Putin suggests force won’t work against North Korea

On Thursday, Russian President Vladimir Putin warned against the use of force to eliminate the North Korean nuclear threat, suggesting it would not work.

“Talks about a preventative, disarming strike — and we hear both hints and open threats — this is very dangerous,” Putin said during a speaking engagement in Sochi.

“Who knows what and where is hidden in North Korea? And whether all of it can be destroyed with one strike, I doubt it,” he said. “I’m almost sure it is impossible.”

North Korean officials have also repeatedly warned the U.S. against any provocations.

Pyongyang’s deputy envoy to the United Nations, Kim In Ryong, warned Monday that war could break out at any moment.

Other North Korean officials have accused the U.S. of making preparations for war, citing the presence of the USS Ronald Reagan, a nuclear-powered aircraft carrier, conducting exercises to the east of the Korean Peninsula.

Next Story

United States Bombers Fly Near To North Korea’s Coast

The US flew bombers near North Korea's coast on Saturday, an action the Defense Department said was meant to send a clear message to Pyongyang about the country's military options.

0
41
Bombers
Source: Wikimedia Common

Washington, September 24, 2017: The US flew bombers near North Korea’s coast on Saturday, an action the Defense Department said was meant to send a clear message to Pyongyang about the country’s military options.

“This mission is a demonstration of US resolve and a clear message that (President Donald Trump) has many military options to defeat any threat,” Pentagon spokeswoman Dana White said in a statement, Efe news reported.

“North Korea’s weapons program is a grave threat to the Asia-Pacific region and the entire international community. We are prepared to use the full range of military capabilities to defend the US homeland and our allies,” the statement added.

White said US Air Force B-1B bombers from the US island territory of Guam and US Air Force F-15C Eagle fighter escorts from Okinawa, Japan “flew in international airspace over waters east of North Korea.”

“This is the farthest north of the Demilitarized Zone (DMZ) any US fighter or bomber aircraft have flown off North Korea’s coast in the 21st century, underscoring the seriousness with which we take (North Korea’s) reckless behavior,” White said.
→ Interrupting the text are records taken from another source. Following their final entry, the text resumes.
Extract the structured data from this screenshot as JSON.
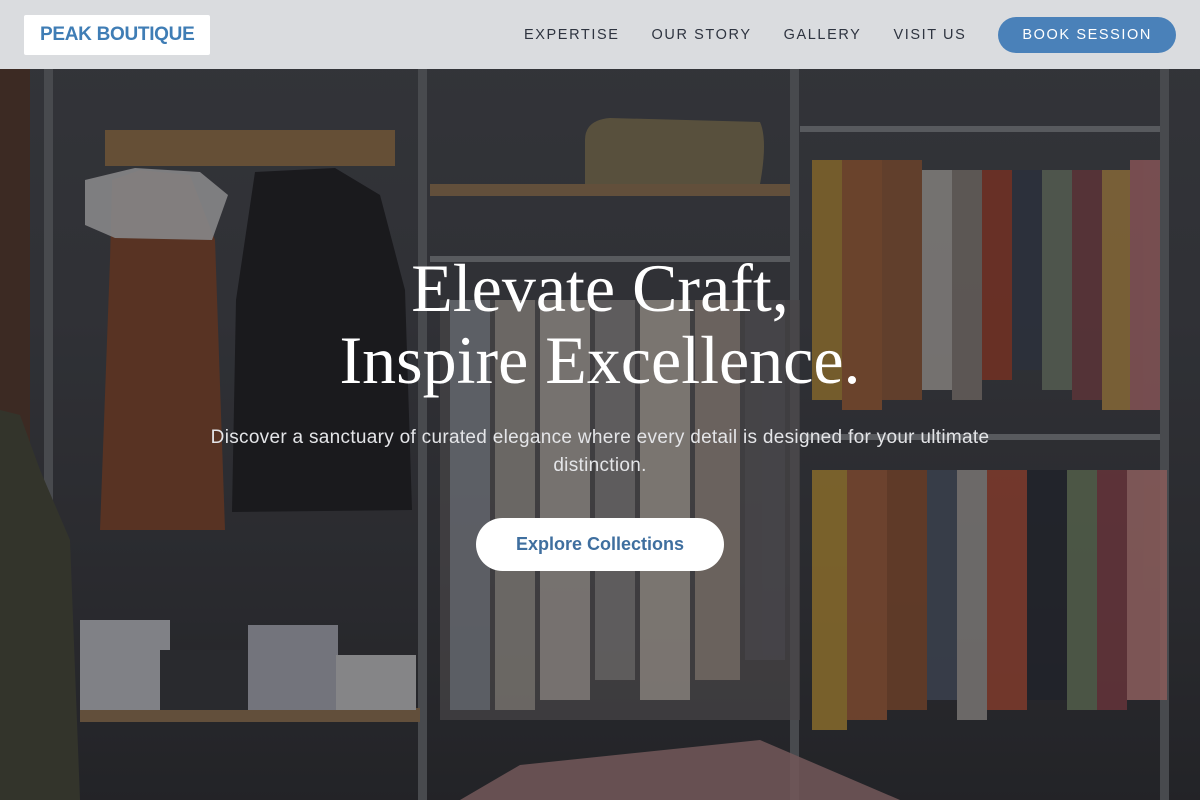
{
  "brand": {
    "logo_text": "PEAK BOUTIQUE",
    "accent_color": "#4a81b9"
  },
  "nav": {
    "links": [
      {
        "label": "EXPERTISE"
      },
      {
        "label": "OUR STORY"
      },
      {
        "label": "GALLERY"
      },
      {
        "label": "VISIT US"
      }
    ],
    "cta_label": "BOOK SESSION"
  },
  "hero": {
    "title_line1": "Elevate Craft,",
    "title_line2": "Inspire Excellence.",
    "subtitle": "Discover a sanctuary of curated elegance where every detail is designed for your ultimate distinction.",
    "cta_label": "Explore Collections",
    "background_description_icon": "boutique-interior-image"
  }
}
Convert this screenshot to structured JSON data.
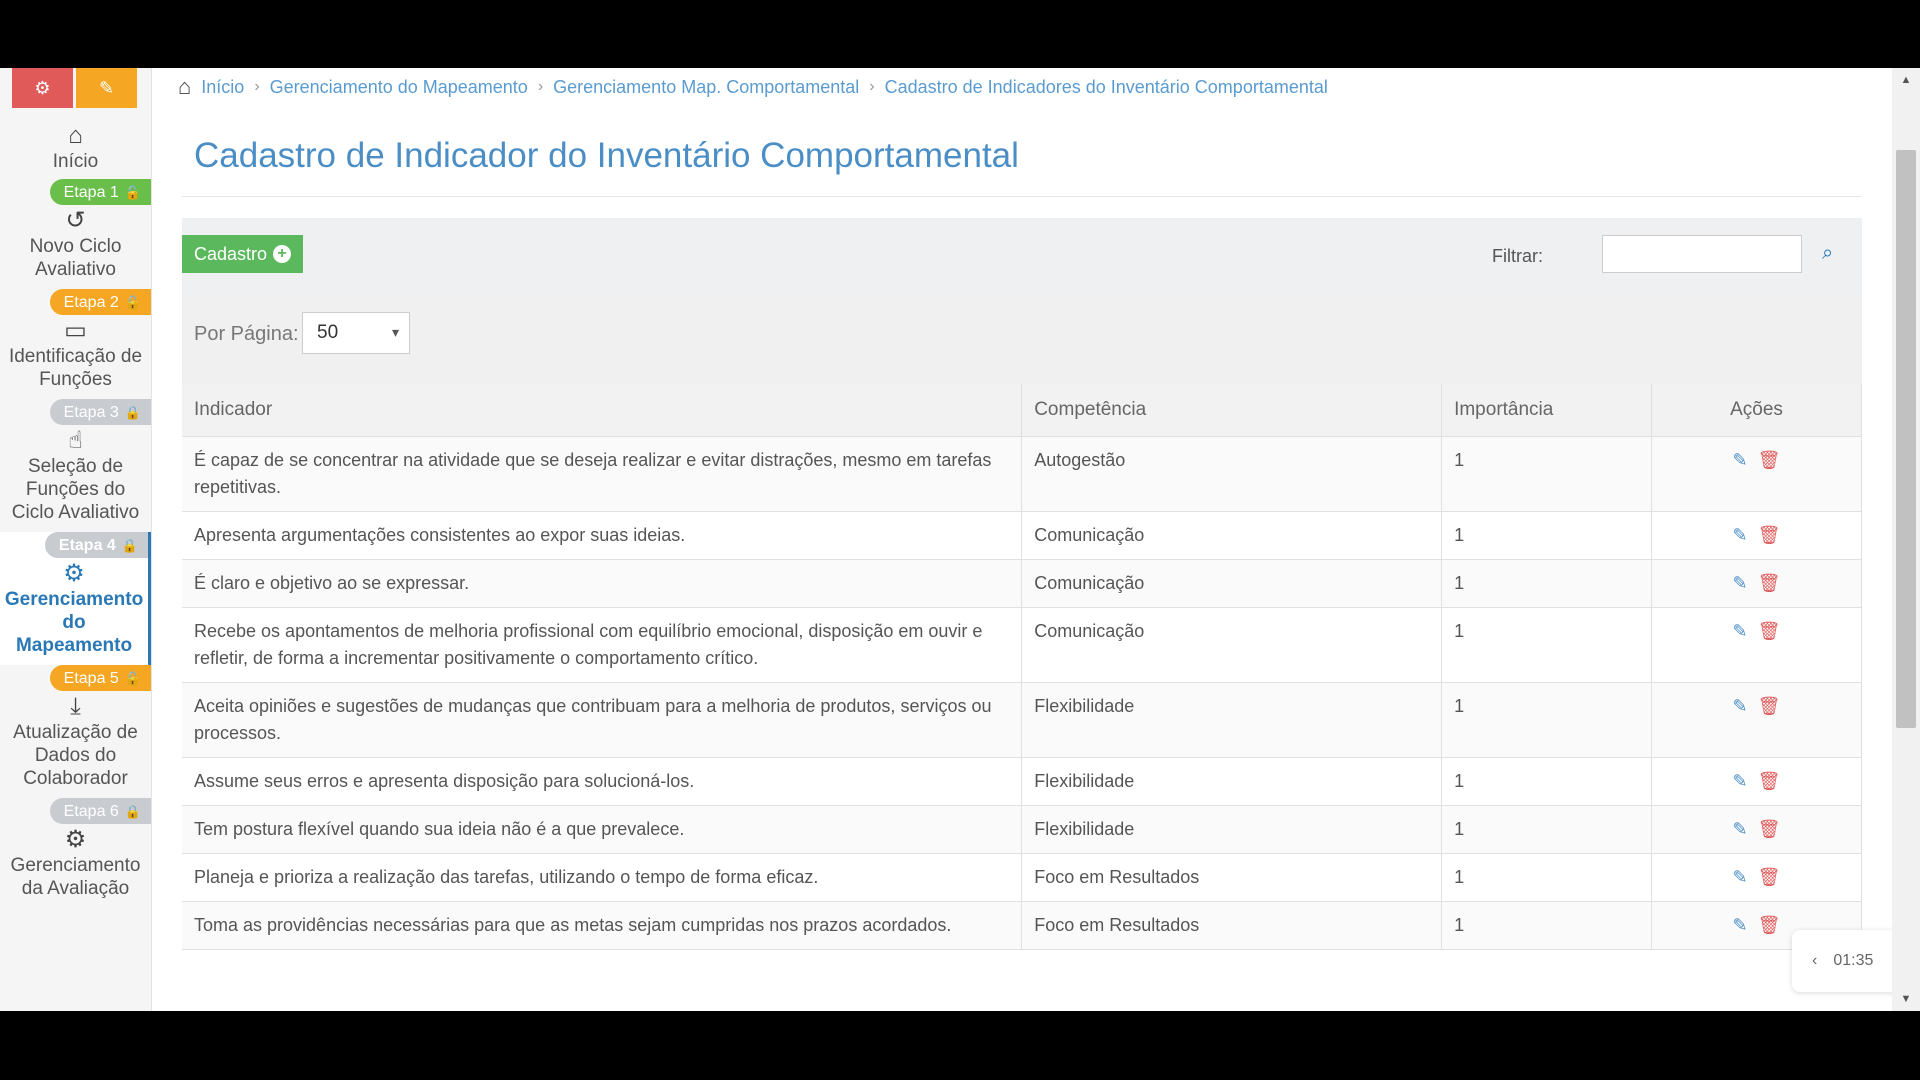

The Pentagon’s announcement came before North Korea addressed the United Nations’ General Assembly on Saturday and after the US imposed new sanctions on Pyongyang this week.
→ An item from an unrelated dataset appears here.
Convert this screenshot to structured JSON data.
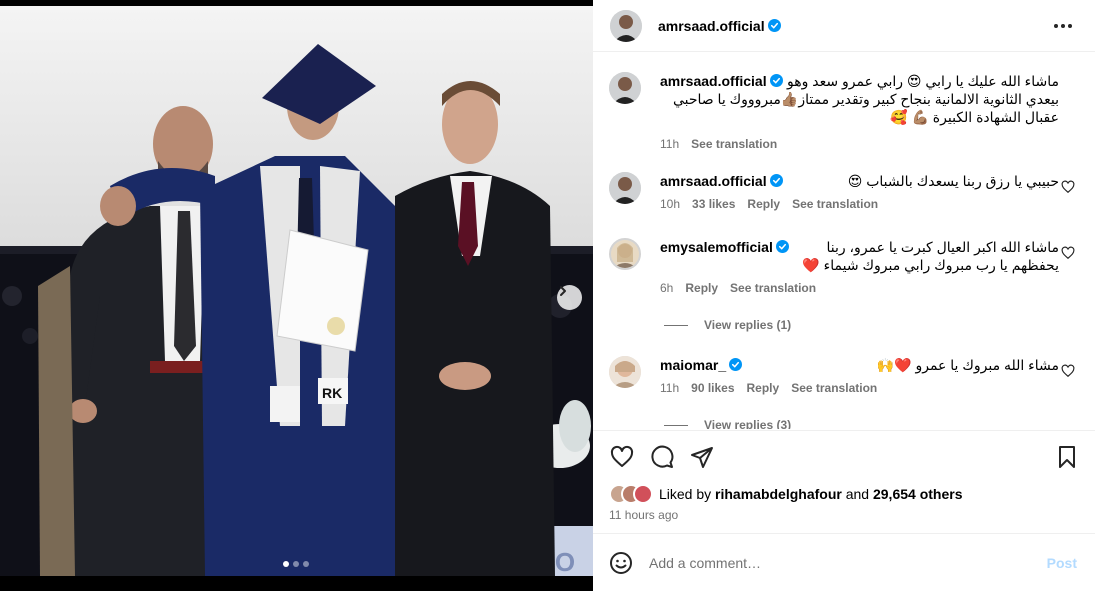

Those new sanctions bar ships and aircraft from visiting the US within 180 days of having gone to North Korea.

The ban also applies to vessels that have done a ship-to-ship transfer with a vessel that has visited North Korea within 180 days.

Trump ordered the sanctions via a decree whose aim is to “maximize pressure on North Korea to demonstrate to its leadership that the best and only path is to return to denuclearization.”

A new nuclear test by Pyongyang earlier this month and Trump’s belligerent rhetoric have caused tensions on the Korean peninsula to soar over the last year.

Seismic activity Saturday in North Korea, meanwhile, sparked fears that Pyongyang may have conducted yet another nuclear test, but experts said the small earthquake was probably due to natural causes.

North Korea has refused to back down in the face of international pressure and on Saturday said it was nearing completion of its nuclear goals but that its program was intended merely as a deterrent.

“We do not have any intention at all to use or threaten to use nuclear weapons against the countries that do not join in the US military actions against (the Asian nation),” North Korean Foreign Minister Ri Yong-ho told the UN General Assembly on Saturday.

Ri on Friday said North Korea may test a hydrogen bomb in the Pacific Ocean, making those remarks after Trump inflamed tensions in his debut speech before the UN.

Trump ominously warned Pyongyang on Tuesday that the US would obliterate the Asian country if necessary.

“The United States has great strength and patience, but if it is forced to defend itself or its allies, we will have no choice but to totally destroy North Korea,” Trump said in his UN speech. (IANS)

ALSO READ: India-based technology company Infosys to create 10,000 jobs in the United States